* _Task statement_
Copy out the data word for word, without any of its pictures.

Top of Given information

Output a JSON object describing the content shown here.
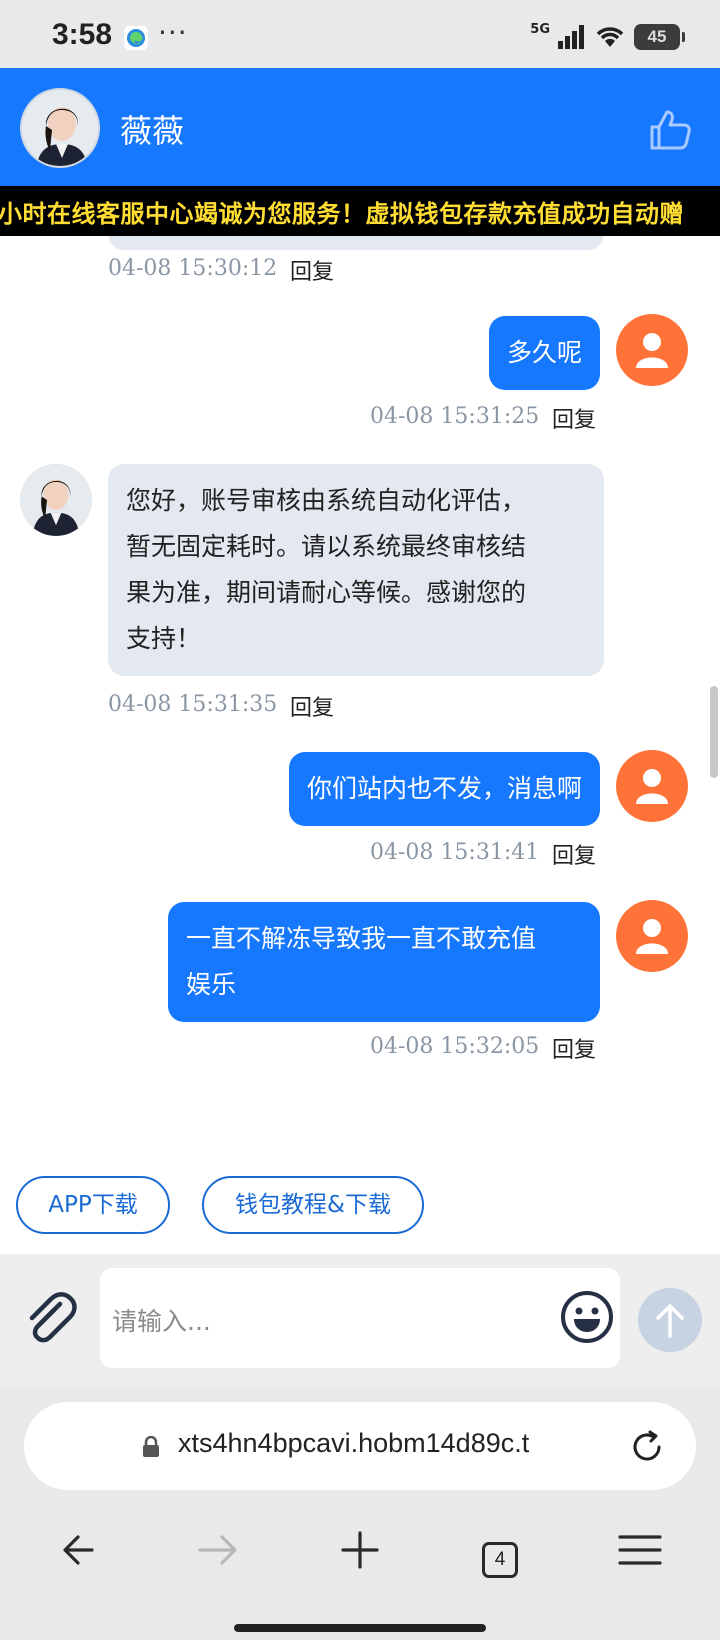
{
  "status_bar": {
    "time": "3:58",
    "more": "···",
    "network": "5G",
    "battery": "45",
    "icons": [
      "edge-browser-icon",
      "signal-icon",
      "wifi-icon",
      "battery-icon"
    ]
  },
  "header": {
    "agent_name": "薇薇",
    "like_icon": "thumbs-up-icon",
    "bg_color": "#1677ff"
  },
  "marquee": {
    "text": "小时在线客服中心竭诚为您服务！虚拟钱包存款充值成功自动赠"
  },
  "messages": [
    {
      "from": "agent",
      "text": "",
      "time": "04-08 15:30:12",
      "reply": "回复"
    },
    {
      "from": "user",
      "text": "多久呢",
      "time": "04-08 15:31:25",
      "reply": "回复"
    },
    {
      "from": "agent",
      "lines": [
        "您好，账号审核由系统自动化评估，",
        "暂无固定耗时。请以系统最终审核结",
        "果为准，期间请耐心等候。感谢您的",
        "支持！"
      ],
      "time": "04-08 15:31:35",
      "reply": "回复"
    },
    {
      "from": "user",
      "text": "你们站内也不发，消息啊",
      "time": "04-08 15:31:41",
      "reply": "回复"
    },
    {
      "from": "user",
      "lines": [
        "一直不解冻导致我一直不敢充值",
        "娱乐"
      ],
      "time": "04-08 15:32:05",
      "reply": "回复"
    }
  ],
  "quick_buttons": [
    {
      "label": "APP下载"
    },
    {
      "label": "钱包教程&下载"
    }
  ],
  "input": {
    "placeholder": "请输入...",
    "value": ""
  },
  "browser": {
    "url": "xts4hn4bpcavi.hobm14d89c.t",
    "tab_count": "4"
  },
  "colors": {
    "accent": "#1677ff",
    "user_avatar": "#ff7338",
    "agent_bubble": "#e4e9f1",
    "marquee_text": "#ffdd33"
  }
}
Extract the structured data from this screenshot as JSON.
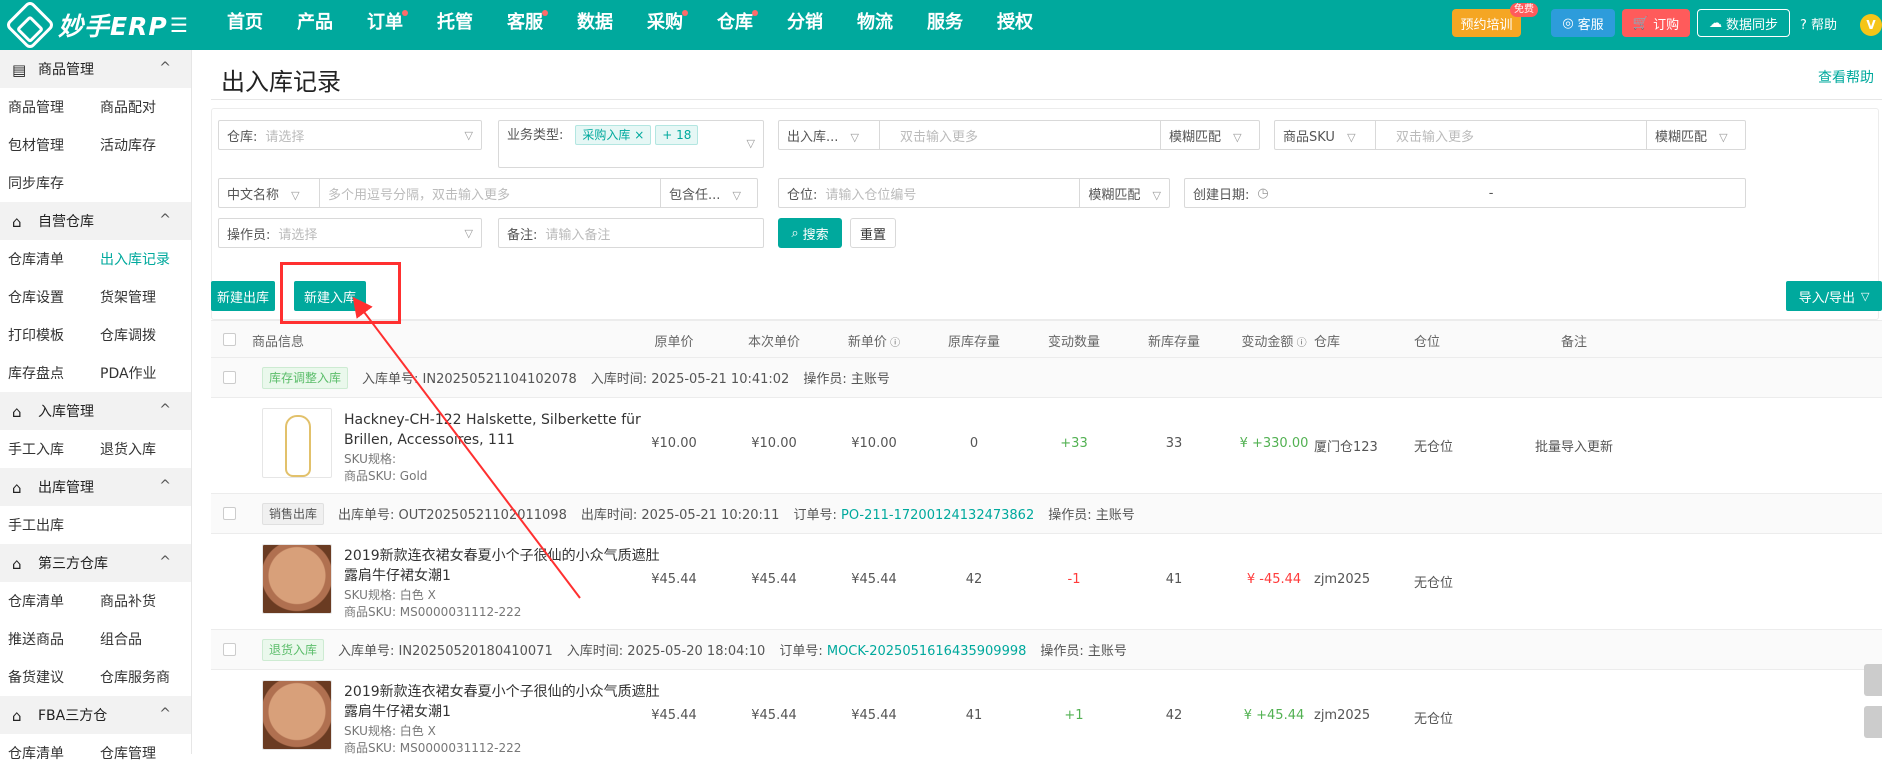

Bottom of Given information

* _The completed task_
Output a JSON object describing the content shown here.
{
  "status_bar": {
    "time": "3:58",
    "more": "···",
    "network": "5G",
    "battery": "45",
    "icons": [
      "edge-browser-icon",
      "signal-icon",
      "wifi-icon",
      "battery-icon"
    ]
  },
  "header": {
    "agent_name": "薇薇",
    "like_icon": "thumbs-up-icon",
    "bg_color": "#1677ff"
  },
  "marquee": {
    "text": "小时在线客服中心竭诚为您服务！虚拟钱包存款充值成功自动赠"
  },
  "messages": [
    {
      "from": "agent",
      "text": "",
      "time": "04-08 15:30:12",
      "reply": "回复"
    },
    {
      "from": "user",
      "text": "多久呢",
      "time": "04-08 15:31:25",
      "reply": "回复"
    },
    {
      "from": "agent",
      "lines": [
        "您好，账号审核由系统自动化评估，",
        "暂无固定耗时。请以系统最终审核结",
        "果为准，期间请耐心等候。感谢您的",
        "支持！"
      ],
      "time": "04-08 15:31:35",
      "reply": "回复"
    },
    {
      "from": "user",
      "text": "你们站内也不发，消息啊",
      "time": "04-08 15:31:41",
      "reply": "回复"
    },
    {
      "from": "user",
      "lines": [
        "一直不解冻导致我一直不敢充值",
        "娱乐"
      ],
      "time": "04-08 15:32:05",
      "reply": "回复"
    }
  ],
  "quick_buttons": [
    {
      "label": "APP下载"
    },
    {
      "label": "钱包教程&下载"
    }
  ],
  "input": {
    "placeholder": "请输入...",
    "value": ""
  },
  "browser": {
    "url": "xts4hn4bpcavi.hobm14d89c.t",
    "tab_count": "4"
  },
  "colors": {
    "accent": "#1677ff",
    "user_avatar": "#ff7338",
    "agent_bubble": "#e4e9f1",
    "marquee_text": "#ffdd33"
  }
}
Extract the structured data from this screenshot as JSON.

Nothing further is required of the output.